*** Block opens ***

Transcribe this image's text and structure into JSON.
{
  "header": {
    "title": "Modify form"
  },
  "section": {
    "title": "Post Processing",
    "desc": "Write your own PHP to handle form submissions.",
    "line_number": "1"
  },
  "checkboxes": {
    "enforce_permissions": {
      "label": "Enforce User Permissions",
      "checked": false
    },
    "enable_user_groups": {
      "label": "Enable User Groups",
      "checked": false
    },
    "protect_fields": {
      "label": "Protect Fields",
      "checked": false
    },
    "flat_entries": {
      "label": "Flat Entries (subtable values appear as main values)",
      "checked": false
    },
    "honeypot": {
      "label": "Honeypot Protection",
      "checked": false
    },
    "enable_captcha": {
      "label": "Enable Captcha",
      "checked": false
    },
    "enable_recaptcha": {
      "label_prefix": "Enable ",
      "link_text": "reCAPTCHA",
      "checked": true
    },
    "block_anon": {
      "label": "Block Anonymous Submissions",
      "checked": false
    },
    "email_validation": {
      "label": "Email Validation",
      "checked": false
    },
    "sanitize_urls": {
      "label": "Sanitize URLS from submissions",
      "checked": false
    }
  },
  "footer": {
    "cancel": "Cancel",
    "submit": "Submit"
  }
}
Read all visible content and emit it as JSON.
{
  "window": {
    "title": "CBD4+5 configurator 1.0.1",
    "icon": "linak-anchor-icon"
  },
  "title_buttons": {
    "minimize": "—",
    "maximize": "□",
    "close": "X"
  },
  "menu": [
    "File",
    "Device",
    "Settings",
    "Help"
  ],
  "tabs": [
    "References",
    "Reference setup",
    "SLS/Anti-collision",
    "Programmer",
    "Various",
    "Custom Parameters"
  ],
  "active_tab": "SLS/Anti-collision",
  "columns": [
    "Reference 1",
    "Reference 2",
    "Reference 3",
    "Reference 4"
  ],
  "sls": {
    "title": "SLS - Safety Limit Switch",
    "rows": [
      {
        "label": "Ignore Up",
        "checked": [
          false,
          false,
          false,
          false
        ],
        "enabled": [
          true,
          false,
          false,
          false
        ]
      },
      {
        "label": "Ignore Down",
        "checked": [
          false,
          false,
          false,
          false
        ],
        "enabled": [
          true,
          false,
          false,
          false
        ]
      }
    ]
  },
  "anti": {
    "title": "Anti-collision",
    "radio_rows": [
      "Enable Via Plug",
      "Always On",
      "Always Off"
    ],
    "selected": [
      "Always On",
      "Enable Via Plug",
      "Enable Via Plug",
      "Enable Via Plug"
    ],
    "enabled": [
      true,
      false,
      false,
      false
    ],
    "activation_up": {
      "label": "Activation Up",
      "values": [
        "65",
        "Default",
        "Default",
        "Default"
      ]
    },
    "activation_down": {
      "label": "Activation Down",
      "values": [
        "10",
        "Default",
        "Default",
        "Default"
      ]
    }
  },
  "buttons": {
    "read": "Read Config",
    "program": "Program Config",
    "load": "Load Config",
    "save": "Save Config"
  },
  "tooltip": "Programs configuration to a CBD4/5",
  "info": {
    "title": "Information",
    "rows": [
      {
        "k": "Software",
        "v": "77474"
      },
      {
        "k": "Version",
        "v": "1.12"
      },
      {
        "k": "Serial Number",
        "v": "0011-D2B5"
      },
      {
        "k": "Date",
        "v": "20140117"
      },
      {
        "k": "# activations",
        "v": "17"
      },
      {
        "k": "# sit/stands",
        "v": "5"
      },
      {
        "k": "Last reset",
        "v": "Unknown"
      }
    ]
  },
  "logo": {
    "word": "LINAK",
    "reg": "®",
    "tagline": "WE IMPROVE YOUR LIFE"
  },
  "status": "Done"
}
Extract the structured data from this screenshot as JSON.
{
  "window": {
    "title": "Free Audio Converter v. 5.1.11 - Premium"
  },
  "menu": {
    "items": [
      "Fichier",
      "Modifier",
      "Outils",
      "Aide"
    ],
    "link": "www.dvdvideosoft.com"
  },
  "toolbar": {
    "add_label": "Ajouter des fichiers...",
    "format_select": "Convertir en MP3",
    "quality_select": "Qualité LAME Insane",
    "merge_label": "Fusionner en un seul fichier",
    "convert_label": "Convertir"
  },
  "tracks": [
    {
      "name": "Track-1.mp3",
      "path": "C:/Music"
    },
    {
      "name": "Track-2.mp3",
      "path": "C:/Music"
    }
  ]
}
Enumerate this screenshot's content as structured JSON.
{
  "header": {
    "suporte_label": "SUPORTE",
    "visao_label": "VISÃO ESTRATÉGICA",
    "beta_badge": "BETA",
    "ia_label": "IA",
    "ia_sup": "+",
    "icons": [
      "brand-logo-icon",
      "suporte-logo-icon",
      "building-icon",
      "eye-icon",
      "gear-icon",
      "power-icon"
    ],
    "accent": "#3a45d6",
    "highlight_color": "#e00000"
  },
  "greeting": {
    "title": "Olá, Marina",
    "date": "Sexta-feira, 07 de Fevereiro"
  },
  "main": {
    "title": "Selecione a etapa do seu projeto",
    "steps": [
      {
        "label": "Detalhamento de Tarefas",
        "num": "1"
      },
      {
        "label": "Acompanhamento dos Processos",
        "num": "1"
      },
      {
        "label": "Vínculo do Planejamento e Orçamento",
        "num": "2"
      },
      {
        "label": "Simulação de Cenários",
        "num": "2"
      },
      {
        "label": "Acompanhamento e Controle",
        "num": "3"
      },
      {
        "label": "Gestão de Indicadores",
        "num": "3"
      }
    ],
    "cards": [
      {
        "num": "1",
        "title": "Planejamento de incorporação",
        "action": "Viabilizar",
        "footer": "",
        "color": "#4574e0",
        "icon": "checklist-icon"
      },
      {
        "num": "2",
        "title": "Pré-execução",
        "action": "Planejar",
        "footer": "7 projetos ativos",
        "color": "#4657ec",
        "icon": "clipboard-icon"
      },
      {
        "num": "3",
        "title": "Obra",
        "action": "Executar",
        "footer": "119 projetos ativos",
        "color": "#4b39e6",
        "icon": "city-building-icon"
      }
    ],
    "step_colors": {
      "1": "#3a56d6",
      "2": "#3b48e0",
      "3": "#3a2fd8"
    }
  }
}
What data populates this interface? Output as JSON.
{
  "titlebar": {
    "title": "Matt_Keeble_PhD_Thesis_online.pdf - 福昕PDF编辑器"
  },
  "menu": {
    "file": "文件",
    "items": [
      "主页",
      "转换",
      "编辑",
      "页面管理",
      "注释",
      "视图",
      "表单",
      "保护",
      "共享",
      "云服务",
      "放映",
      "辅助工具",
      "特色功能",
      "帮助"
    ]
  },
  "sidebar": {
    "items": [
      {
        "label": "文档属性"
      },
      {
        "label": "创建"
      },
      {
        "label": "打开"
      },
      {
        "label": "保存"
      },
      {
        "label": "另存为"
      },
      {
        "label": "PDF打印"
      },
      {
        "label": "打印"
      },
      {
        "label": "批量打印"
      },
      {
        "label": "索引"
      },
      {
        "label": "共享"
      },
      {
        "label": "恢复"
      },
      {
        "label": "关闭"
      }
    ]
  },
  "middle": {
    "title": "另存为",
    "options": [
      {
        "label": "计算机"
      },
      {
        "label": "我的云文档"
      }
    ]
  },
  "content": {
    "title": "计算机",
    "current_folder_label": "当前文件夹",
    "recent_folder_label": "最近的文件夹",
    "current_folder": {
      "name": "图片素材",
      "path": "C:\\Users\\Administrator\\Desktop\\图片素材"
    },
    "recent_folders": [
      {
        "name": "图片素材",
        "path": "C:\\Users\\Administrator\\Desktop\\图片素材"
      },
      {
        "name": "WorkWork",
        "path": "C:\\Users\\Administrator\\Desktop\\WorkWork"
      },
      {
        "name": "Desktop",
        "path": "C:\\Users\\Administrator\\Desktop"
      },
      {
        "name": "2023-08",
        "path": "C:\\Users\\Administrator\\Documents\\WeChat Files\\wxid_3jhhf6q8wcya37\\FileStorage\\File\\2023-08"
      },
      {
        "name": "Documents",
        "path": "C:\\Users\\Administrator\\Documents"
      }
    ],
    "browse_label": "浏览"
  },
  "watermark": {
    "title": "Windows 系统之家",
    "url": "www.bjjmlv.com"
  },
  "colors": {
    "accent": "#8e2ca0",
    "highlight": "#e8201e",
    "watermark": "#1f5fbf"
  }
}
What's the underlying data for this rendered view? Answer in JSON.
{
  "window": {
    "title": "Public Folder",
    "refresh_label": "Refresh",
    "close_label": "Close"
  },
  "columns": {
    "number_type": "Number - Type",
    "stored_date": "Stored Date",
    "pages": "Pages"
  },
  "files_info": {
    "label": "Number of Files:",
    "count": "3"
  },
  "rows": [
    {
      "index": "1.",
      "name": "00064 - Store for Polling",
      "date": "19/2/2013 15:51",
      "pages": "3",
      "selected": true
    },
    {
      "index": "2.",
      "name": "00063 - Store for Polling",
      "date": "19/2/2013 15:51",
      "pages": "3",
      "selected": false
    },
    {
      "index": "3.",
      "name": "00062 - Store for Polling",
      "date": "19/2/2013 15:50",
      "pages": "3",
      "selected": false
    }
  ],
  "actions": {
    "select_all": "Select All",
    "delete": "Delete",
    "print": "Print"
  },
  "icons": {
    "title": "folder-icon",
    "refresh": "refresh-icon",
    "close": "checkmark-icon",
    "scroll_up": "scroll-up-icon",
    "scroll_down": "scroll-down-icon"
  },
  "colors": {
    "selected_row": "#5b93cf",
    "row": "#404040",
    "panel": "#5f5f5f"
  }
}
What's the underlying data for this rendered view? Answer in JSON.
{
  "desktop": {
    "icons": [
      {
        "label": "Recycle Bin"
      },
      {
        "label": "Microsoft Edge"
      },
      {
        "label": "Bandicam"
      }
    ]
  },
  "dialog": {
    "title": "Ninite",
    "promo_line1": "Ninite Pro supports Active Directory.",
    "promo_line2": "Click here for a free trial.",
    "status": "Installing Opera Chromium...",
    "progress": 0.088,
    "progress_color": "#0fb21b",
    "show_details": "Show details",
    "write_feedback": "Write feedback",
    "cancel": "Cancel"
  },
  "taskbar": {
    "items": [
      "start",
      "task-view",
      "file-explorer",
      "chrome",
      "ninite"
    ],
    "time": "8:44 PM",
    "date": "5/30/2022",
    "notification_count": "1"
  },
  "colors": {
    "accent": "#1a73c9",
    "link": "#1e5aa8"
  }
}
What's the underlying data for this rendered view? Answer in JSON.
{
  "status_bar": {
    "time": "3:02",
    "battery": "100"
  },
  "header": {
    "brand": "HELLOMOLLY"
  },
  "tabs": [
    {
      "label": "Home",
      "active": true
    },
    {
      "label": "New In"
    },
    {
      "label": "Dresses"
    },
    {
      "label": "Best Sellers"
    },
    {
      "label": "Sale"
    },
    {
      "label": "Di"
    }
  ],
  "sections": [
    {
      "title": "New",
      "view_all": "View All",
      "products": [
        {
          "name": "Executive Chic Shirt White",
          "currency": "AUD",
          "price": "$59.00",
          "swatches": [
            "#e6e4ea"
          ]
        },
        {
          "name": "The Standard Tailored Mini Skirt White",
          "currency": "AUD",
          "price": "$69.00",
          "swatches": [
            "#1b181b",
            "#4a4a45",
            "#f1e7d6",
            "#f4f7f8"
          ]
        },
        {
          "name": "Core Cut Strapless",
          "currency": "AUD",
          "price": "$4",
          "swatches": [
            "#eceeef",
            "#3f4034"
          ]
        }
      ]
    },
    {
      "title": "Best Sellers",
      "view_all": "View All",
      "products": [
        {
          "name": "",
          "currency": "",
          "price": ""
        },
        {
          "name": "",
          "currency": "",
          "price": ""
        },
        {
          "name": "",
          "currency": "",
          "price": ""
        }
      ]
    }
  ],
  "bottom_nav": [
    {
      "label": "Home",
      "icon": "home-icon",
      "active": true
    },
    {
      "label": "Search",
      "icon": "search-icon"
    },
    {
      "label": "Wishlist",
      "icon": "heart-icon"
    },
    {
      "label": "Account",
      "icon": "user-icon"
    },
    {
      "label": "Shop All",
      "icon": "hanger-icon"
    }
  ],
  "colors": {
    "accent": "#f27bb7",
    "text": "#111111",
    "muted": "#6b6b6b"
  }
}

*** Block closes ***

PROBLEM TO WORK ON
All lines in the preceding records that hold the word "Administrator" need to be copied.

REPLY
      "path": "C:\\Users\\Administrator\\Desktop\\图片素材"
        "path": "C:\\Users\\Administrator\\Desktop\\图片素材"
        "path": "C:\\Users\\Administrator\\Desktop\\WorkWork"
        "path": "C:\\Users\\Administrator\\Desktop"
        "path": "C:\\Users\\Administrator\\Documents\\WeChat Files\\wxid_3jhhf6q8wcya37\\FileStorage\\File\\2023-08"
        "path": "C:\\Users\\Administrator\\Documents"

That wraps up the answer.